Have you ever received that chain-email with pictures of the less fortunate in Africa? They usually remind us to be thankful for what we have with graphic images of Africans living in appalling conditions; an African child’s feet in sandals made of flattened plastic water bottles and raffia, school children drawing alphabets on the ground for lack of pencil and paper, school children crowded five to a desk in a darkened classroom, villagers collecting water where cattle and pets drink and bathe from.

Those were the images that flooded my mind before I arrived in Kumasi, Ghana as a volunteer intern for Journalists for Human Rights last summer.

Fortunately, the situation there was much better than what the email led me to believe. Based on IMF data, Economy Watch listed Ghana as The World’s Fastest Growing Economy in 2011. In terms of political stability, the 2009 Failed States Index gave Ghana the world ranking of 53rd place as the least failed state, second in Africa after Mauritius. This former British colony known as the Gold Coast is also known as one of the more NGO-friendly countries on the African continent. This has allowed the country to progress far faster than its counterparts to the east of the continent.

However, despite the admirable advancement in education, employment, infrastructure and economy, the reality of day-to-day life in Ghana still seems harsh to me. During my first few days in Kumasi I had to realign my expectations, and look past my menial discomforts. How can I complain when the average Ghanaian encounter these conditions on a daily basis? The small things I found discomforting were rarely regarded as anything other than normal.

Take, for example, the issue of basic sanitation. I was initially annoyed by the constant flooding of the bathrooms at the guesthouse where I lodged. Water outages were also a common feature of my morning rush to get ready for work. Then one of my colleagues at work asked if I could connect him with an NGO. He wanted to help his community gain access to proper toilets as they were currently non-existent in the Bosumtwe Lake District where he lived. I then learned that this is a common feature in many parts of Ghana.

According to a 2006 report by the Ghana-Netherlands Chamber of Commerce, 73% of Ghana’s Northern Region is without any form of latrine; in the Upper West Region: 79%; in the Upper East Region: a whopping 82%. Over four million Ghanaians consequently resort to defecating in bushes and drains, a practice which exacerbates the spread of water-borne diseases such as diarrhoea, cholera, Hepatitis A and typhoid. I myself have borne witness to a countless number of public urination during my stay in Kumasi; Signs scattered around the city which read, “Don’t urinate here, fool!” no longer seemed funny to me; rather, they made perfect sense.

Suddenly, the flooded bathroom at my guesthouse didn’t seem half as bad. At least there was running water 95 percent of the time and the toilet flushes normally.

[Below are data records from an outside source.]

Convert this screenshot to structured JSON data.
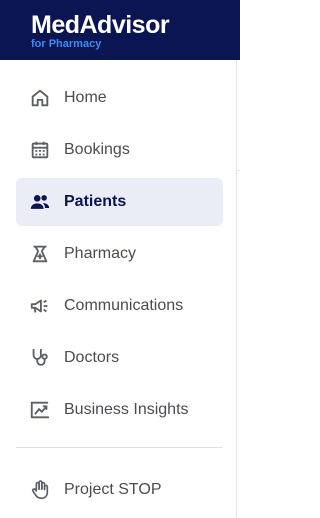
{
  "brand": {
    "name": "MedAdvisor",
    "subtitle": "for Pharmacy"
  },
  "nav": {
    "items": [
      {
        "label": "Home",
        "icon": "home-icon",
        "active": false
      },
      {
        "label": "Bookings",
        "icon": "calendar-icon",
        "active": false
      },
      {
        "label": "Patients",
        "icon": "people-icon",
        "active": true
      },
      {
        "label": "Pharmacy",
        "icon": "pharmacy-icon",
        "active": false
      },
      {
        "label": "Communications",
        "icon": "megaphone-icon",
        "active": false
      },
      {
        "label": "Doctors",
        "icon": "stethoscope-icon",
        "active": false
      },
      {
        "label": "Business Insights",
        "icon": "chart-icon",
        "active": false
      }
    ],
    "secondary": [
      {
        "label": "Project STOP",
        "icon": "hand-icon",
        "active": false
      }
    ]
  },
  "colors": {
    "header_bg": "#0b1552",
    "brand_sub": "#3f8cf5",
    "active_bg": "#eaedf5"
  }
}
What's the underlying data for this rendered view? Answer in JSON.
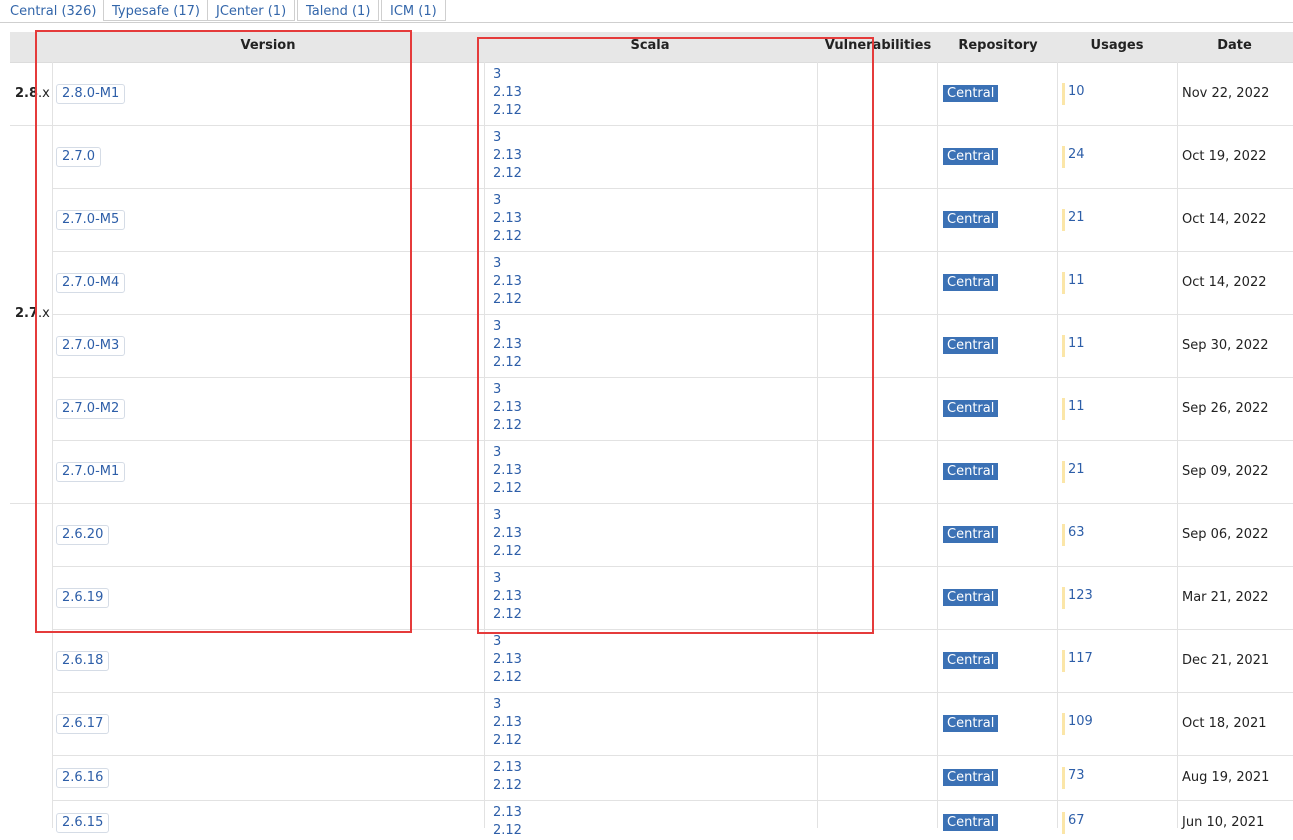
{
  "tabs": [
    {
      "label": "Central (326)"
    },
    {
      "label": "Typesafe (17)"
    },
    {
      "label": "JCenter (1)"
    },
    {
      "label": "Talend (1)"
    },
    {
      "label": "ICM (1)"
    }
  ],
  "headers": {
    "version": "Version",
    "scala": "Scala",
    "vulnerabilities": "Vulnerabilities",
    "repository": "Repository",
    "usages": "Usages",
    "date": "Date"
  },
  "groups": [
    {
      "bold": "2.8",
      "rest": ".x"
    },
    {
      "bold": "2.7",
      "rest": ".x"
    }
  ],
  "rows": [
    {
      "version": "2.8.0-M1",
      "scala": [
        "3",
        "2.13",
        "2.12"
      ],
      "repo": "Central",
      "usages": "10",
      "date": "Nov 22, 2022"
    },
    {
      "version": "2.7.0",
      "scala": [
        "3",
        "2.13",
        "2.12"
      ],
      "repo": "Central",
      "usages": "24",
      "date": "Oct 19, 2022"
    },
    {
      "version": "2.7.0-M5",
      "scala": [
        "3",
        "2.13",
        "2.12"
      ],
      "repo": "Central",
      "usages": "21",
      "date": "Oct 14, 2022"
    },
    {
      "version": "2.7.0-M4",
      "scala": [
        "3",
        "2.13",
        "2.12"
      ],
      "repo": "Central",
      "usages": "11",
      "date": "Oct 14, 2022"
    },
    {
      "version": "2.7.0-M3",
      "scala": [
        "3",
        "2.13",
        "2.12"
      ],
      "repo": "Central",
      "usages": "11",
      "date": "Sep 30, 2022"
    },
    {
      "version": "2.7.0-M2",
      "scala": [
        "3",
        "2.13",
        "2.12"
      ],
      "repo": "Central",
      "usages": "11",
      "date": "Sep 26, 2022"
    },
    {
      "version": "2.7.0-M1",
      "scala": [
        "3",
        "2.13",
        "2.12"
      ],
      "repo": "Central",
      "usages": "21",
      "date": "Sep 09, 2022"
    },
    {
      "version": "2.6.20",
      "scala": [
        "3",
        "2.13",
        "2.12"
      ],
      "repo": "Central",
      "usages": "63",
      "date": "Sep 06, 2022"
    },
    {
      "version": "2.6.19",
      "scala": [
        "3",
        "2.13",
        "2.12"
      ],
      "repo": "Central",
      "usages": "123",
      "date": "Mar 21, 2022"
    },
    {
      "version": "2.6.18",
      "scala": [
        "3",
        "2.13",
        "2.12"
      ],
      "repo": "Central",
      "usages": "117",
      "date": "Dec 21, 2021"
    },
    {
      "version": "2.6.17",
      "scala": [
        "3",
        "2.13",
        "2.12"
      ],
      "repo": "Central",
      "usages": "109",
      "date": "Oct 18, 2021"
    },
    {
      "version": "2.6.16",
      "scala": [
        "2.13",
        "2.12"
      ],
      "repo": "Central",
      "usages": "73",
      "date": "Aug 19, 2021"
    },
    {
      "version": "2.6.15",
      "scala": [
        "2.13",
        "2.12"
      ],
      "repo": "Central",
      "usages": "67",
      "date": "Jun 10, 2021"
    }
  ]
}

During my pre-departure training in Toronto, I was warned about the myriad trivial things that people from first world countries tend to gripe about. they’re commonly known as “first world problems.” My displeasure at my fully-functioning bathroom was one such example. Thankfully, the reality of life in Ghana gave me a reality check. Now I find it a little bit harder to complain about things; I’ve seen people survive under much harsher conditions with nary a complaint.

Whenever I find my part-time job to be too burdensome, I remind myself of the school-age children in Kumasi carrying bucket-loads of food on their head, hawking their wares from car to car amidst choking exhaust fumes in the hot sun to eke out a living. When I’m on the verge of griping about my internet connection being too slow, I remind myself that 97 percent of the world’s population don’t even have access to a computer. When I find the service at my local Tim Horton’s outlet to be a little too slow, I remind myself of the more than ten million people in East Africa dying from starvation.

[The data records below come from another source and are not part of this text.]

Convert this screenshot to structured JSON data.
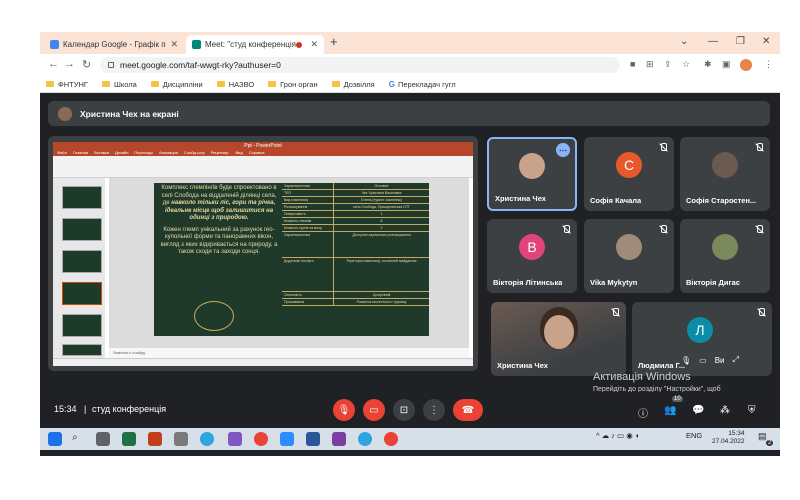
{
  "browser": {
    "tabs": [
      {
        "title": "Календар Google - Графік поче",
        "favicon_color": "#4285f4"
      },
      {
        "title": "Meet: \"студ конференція\"",
        "favicon_color": "#00897b",
        "recording": true
      }
    ],
    "new_tab": "+",
    "window_controls": [
      "⌄",
      "—",
      "❐",
      "✕"
    ],
    "url": "meet.google.com/taf-wwgt-rky?authuser=0",
    "bookmarks": [
      {
        "label": "ФНТУНГ",
        "type": "folder"
      },
      {
        "label": "Школа",
        "type": "folder"
      },
      {
        "label": "Дисципліни",
        "type": "folder"
      },
      {
        "label": "НАЗВО",
        "type": "folder"
      },
      {
        "label": "Грон орган",
        "type": "folder"
      },
      {
        "label": "Дозвілля",
        "type": "folder"
      },
      {
        "label": "Перекладач гугл",
        "type": "google"
      }
    ]
  },
  "meet": {
    "presenting_banner": "Христина Чех на екрані",
    "slide": {
      "window_title": "Ppt - PowerPoint",
      "menu": [
        "Файл",
        "Главная",
        "Вставка",
        "Дизайн",
        "Переходы",
        "Анимация",
        "Слайд-шоу",
        "Рецензир.",
        "Вид",
        "Справка"
      ],
      "text_p1_a": "Комплекс глемпінгів буде спроектовано в селі Слобода на віддаленій ділянці села, де ",
      "text_p1_b": "навколо тільки ліс, гори та річка, ідеальне місце щоб залишитися на одинці з природою.",
      "text_p2": "Кожен глемп унікальний за рахунок гео-купольної форми та панорамних вікон, вигляд з яких відкривається на природу, а також сходи та заходи сонця.",
      "table": [
        [
          "Характеристики",
          "Основне"
        ],
        [
          "ТЕП",
          "Чех Христина Василівна"
        ],
        [
          "Вид комплексу",
          "Готель (турист. комплекс)"
        ],
        [
          "Розташування",
          "село Слобода, Прикарпатська ОТГ"
        ],
        [
          "Поверховість",
          "1"
        ],
        [
          "Кількість глемпів",
          "8"
        ],
        [
          "Кількість гуртів на місці",
          "2"
        ],
        [
          "Характеристика",
          "Доступне карпатське розташування"
        ],
        [
          "Додаткові послуги",
          "Територія комплексу, гостинний майданчик"
        ],
        [
          "Сезонність",
          "Цілорічний"
        ],
        [
          "Проживання",
          "Розвиток екологічного туризму"
        ]
      ],
      "notes_placeholder": "Заметки к слайду"
    },
    "participants": [
      {
        "name": "Христина Чех",
        "type": "photo",
        "active": true,
        "more": true,
        "muted": false
      },
      {
        "name": "Софія Качала",
        "type": "initial",
        "initial": "С",
        "color": "#e8582a",
        "muted": true
      },
      {
        "name": "Софія Старостен...",
        "type": "photo",
        "muted": true
      },
      {
        "name": "Вікторія Літинська",
        "type": "initial",
        "initial": "В",
        "color": "#e2447a",
        "muted": true
      },
      {
        "name": "Vika Mykytyn",
        "type": "photo",
        "muted": true
      },
      {
        "name": "Вікторія Дигас",
        "type": "photo",
        "muted": true
      },
      {
        "name": "Христина Чех",
        "type": "video",
        "muted": true
      },
      {
        "name": "Людмила Г...",
        "type": "initial",
        "initial": "Л",
        "color": "#0b8da8",
        "muted": true
      }
    ],
    "self_view_label": "Ви",
    "watermark_title": "Активація Windows",
    "watermark_sub": "Перейдіть до розділу \"Настройки\", щоб активувати Windows.",
    "bottom": {
      "time": "15:34",
      "separator": "|",
      "meeting_name": "студ конференція",
      "participant_badge": "10"
    }
  },
  "taskbar": {
    "lang": "ENG",
    "clock_time": "15:34",
    "clock_date": "27.04.2022",
    "notification_badge": "2"
  }
}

I bet they wouldn’t have complained if the toasted bagel they ordered took a few minutes longer than usual.